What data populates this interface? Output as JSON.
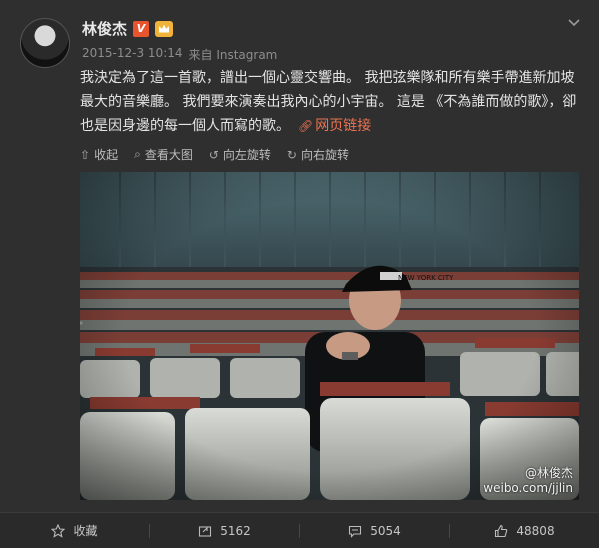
{
  "post": {
    "author_name": "林俊杰",
    "verified_badge": "V",
    "timestamp": "2015-12-3 10:14",
    "source": "来自 Instagram",
    "text": "我決定為了這一首歌，譜出一個心靈交響曲。 我把弦樂隊和所有樂手帶進新加坡最大的音樂廳。 我們要來演奏出我內心的小宇宙。 這是 《不為誰而做的歌》，卻也是因身邊的每一個人而寫的歌。",
    "link_label": "网页链接",
    "link_icon": "link-icon"
  },
  "image_toolbar": {
    "collapse": "收起",
    "view_large": "查看大图",
    "rotate_left": "向左旋转",
    "rotate_right": "向右旋转"
  },
  "photo": {
    "cap_text": "NEW YORK CITY",
    "watermark_line1": "@林俊杰",
    "watermark_line2": "weibo.com/jjlin"
  },
  "actions": {
    "favorite": "收藏",
    "repost": "5162",
    "comment": "5054",
    "like": "48808"
  },
  "colors": {
    "background": "#2f2f2f",
    "accent_link": "#eb7350",
    "verified": "#e8542e"
  }
}
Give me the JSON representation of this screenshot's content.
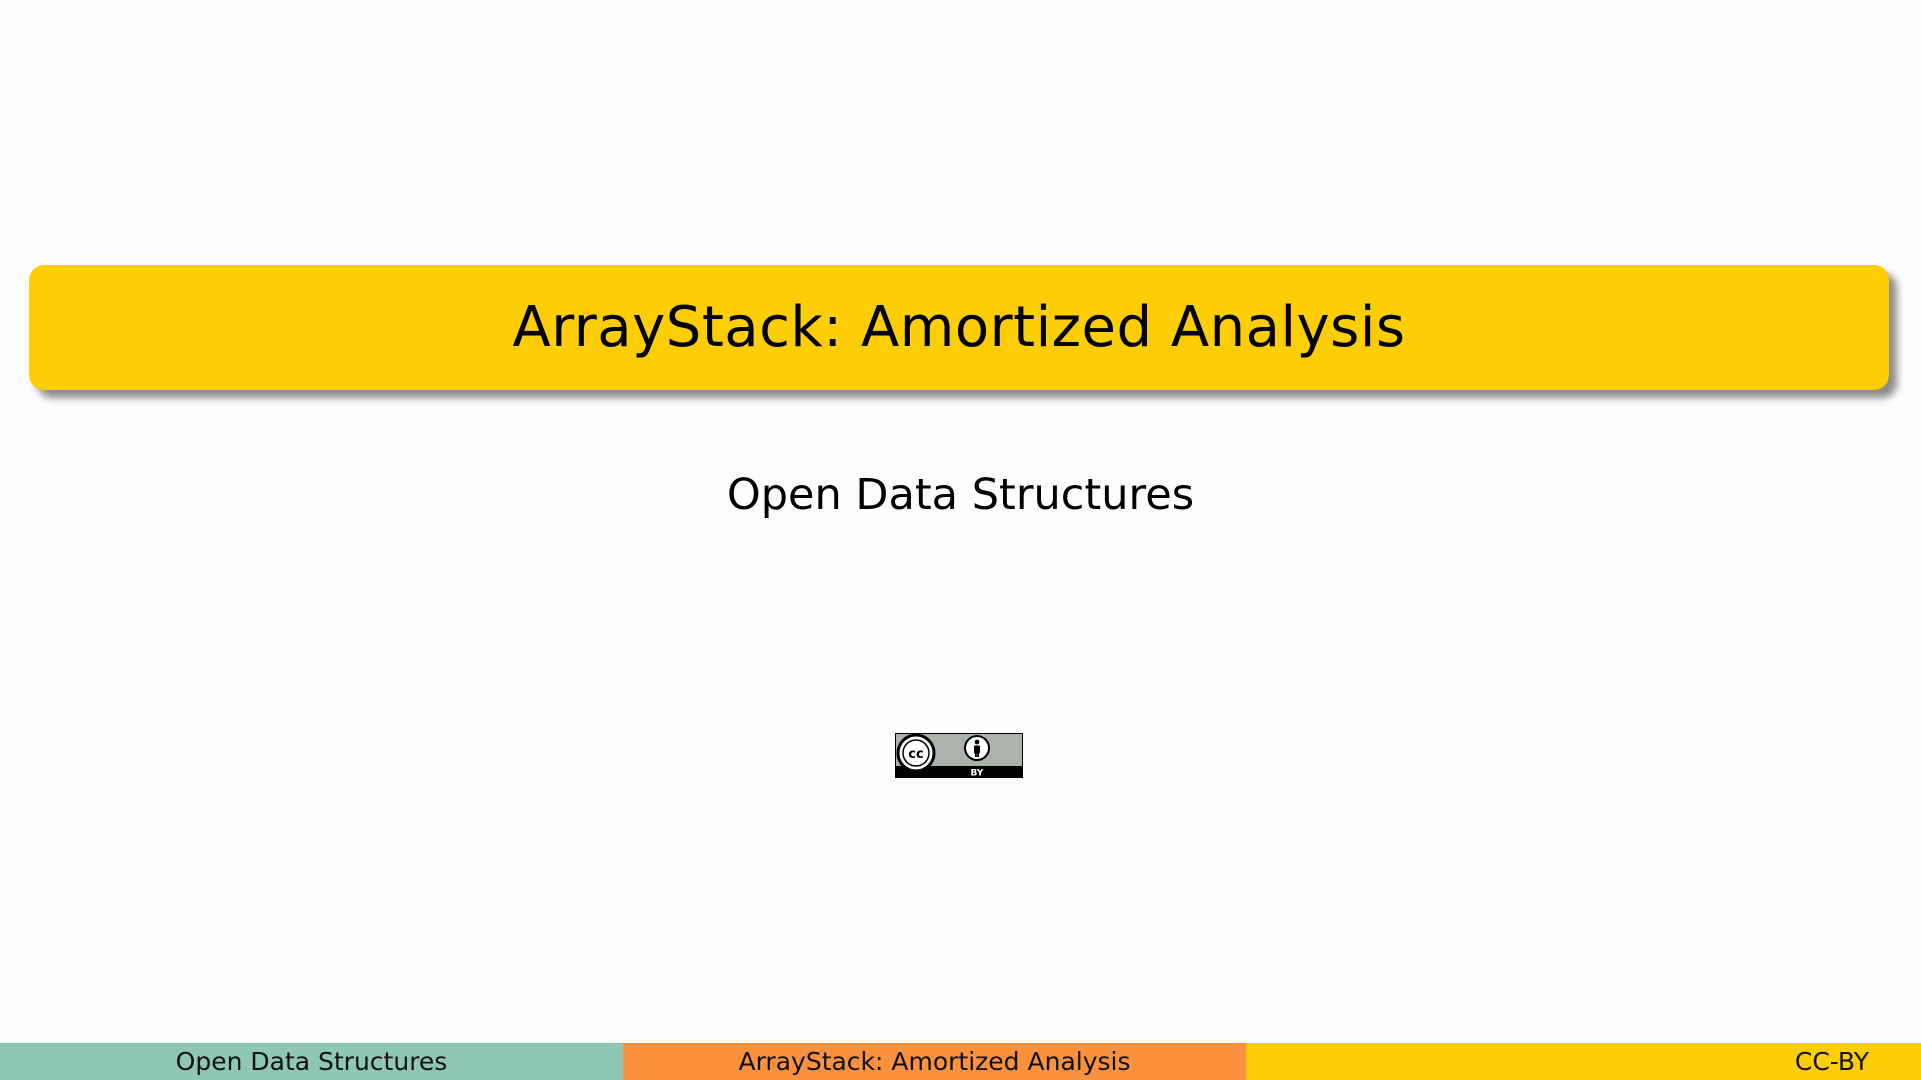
{
  "slide": {
    "title": "ArrayStack: Amortized Analysis",
    "subtitle": "Open Data Structures",
    "license_badge": {
      "cc_text": "cc",
      "by_text": "BY",
      "icons": [
        "creative-commons-icon",
        "attribution-person-icon"
      ]
    }
  },
  "footer": {
    "left": "Open Data Structures",
    "center": "ArrayStack: Amortized Analysis",
    "right": "CC-BY"
  },
  "colors": {
    "title_band": "#fdcd06",
    "footer_left": "#8fc7b7",
    "footer_center": "#f9913f",
    "footer_right": "#fdcd06"
  }
}
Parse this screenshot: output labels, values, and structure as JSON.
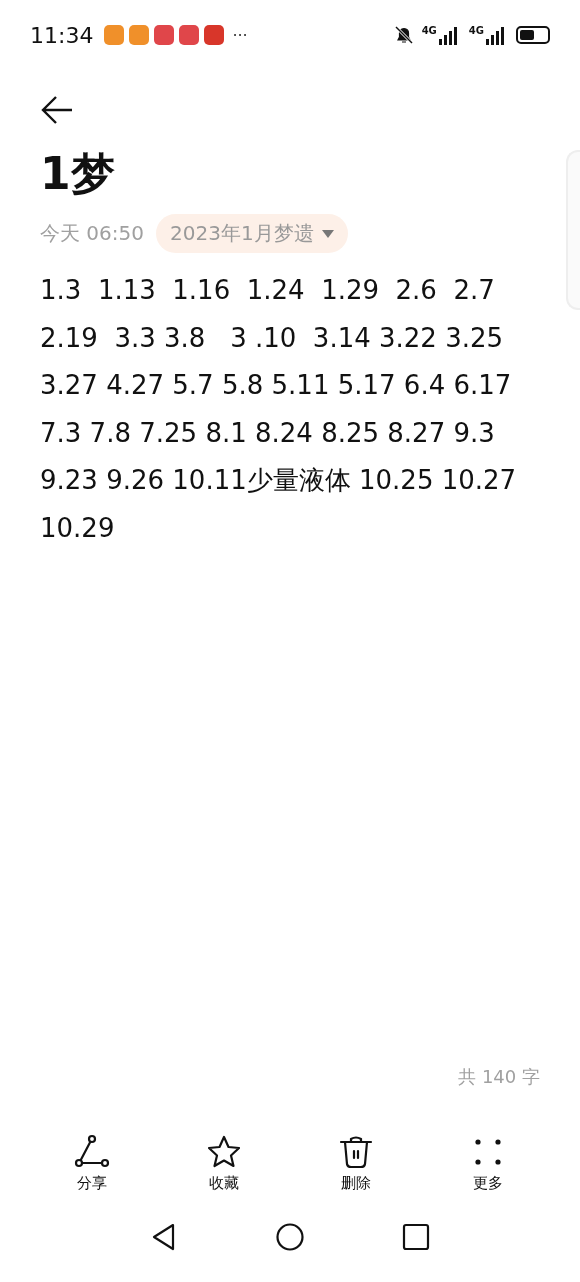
{
  "status_bar": {
    "time": "11:34",
    "notification_icons": [
      {
        "color": "#f0902a"
      },
      {
        "color": "#f0902a"
      },
      {
        "color": "#e0464a"
      },
      {
        "color": "#e0464a"
      },
      {
        "color": "#d8362a"
      }
    ],
    "overflow": "···",
    "signals": [
      {
        "label": "4G"
      },
      {
        "label": "4G"
      }
    ]
  },
  "note": {
    "title": "1梦",
    "time": "今天 06:50",
    "notebook": "2023年1月梦遗",
    "lines": [
      "1.3  1.13  1.16  1.24  1.29  2.6  2.7",
      "2.19  3.3 3.8   3 .10  3.14 3.22 3.25",
      "3.27 4.27 5.7 5.8 5.11 5.17 6.4 6.17",
      "7.3 7.8 7.25 8.1 8.24 8.25 8.27 9.3",
      "9.23 9.26 10.11少量液体 10.25 10.27",
      "10.29"
    ],
    "word_count": "共 140 字"
  },
  "toolbar": [
    {
      "kind": "share",
      "label": "分享"
    },
    {
      "kind": "star",
      "label": "收藏"
    },
    {
      "kind": "trash",
      "label": "删除"
    },
    {
      "kind": "more",
      "label": "更多"
    }
  ]
}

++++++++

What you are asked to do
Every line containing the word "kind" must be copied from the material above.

Your solution
      "kind": "share",
      "kind": "star",
      "kind": "trash",
      "kind": "more",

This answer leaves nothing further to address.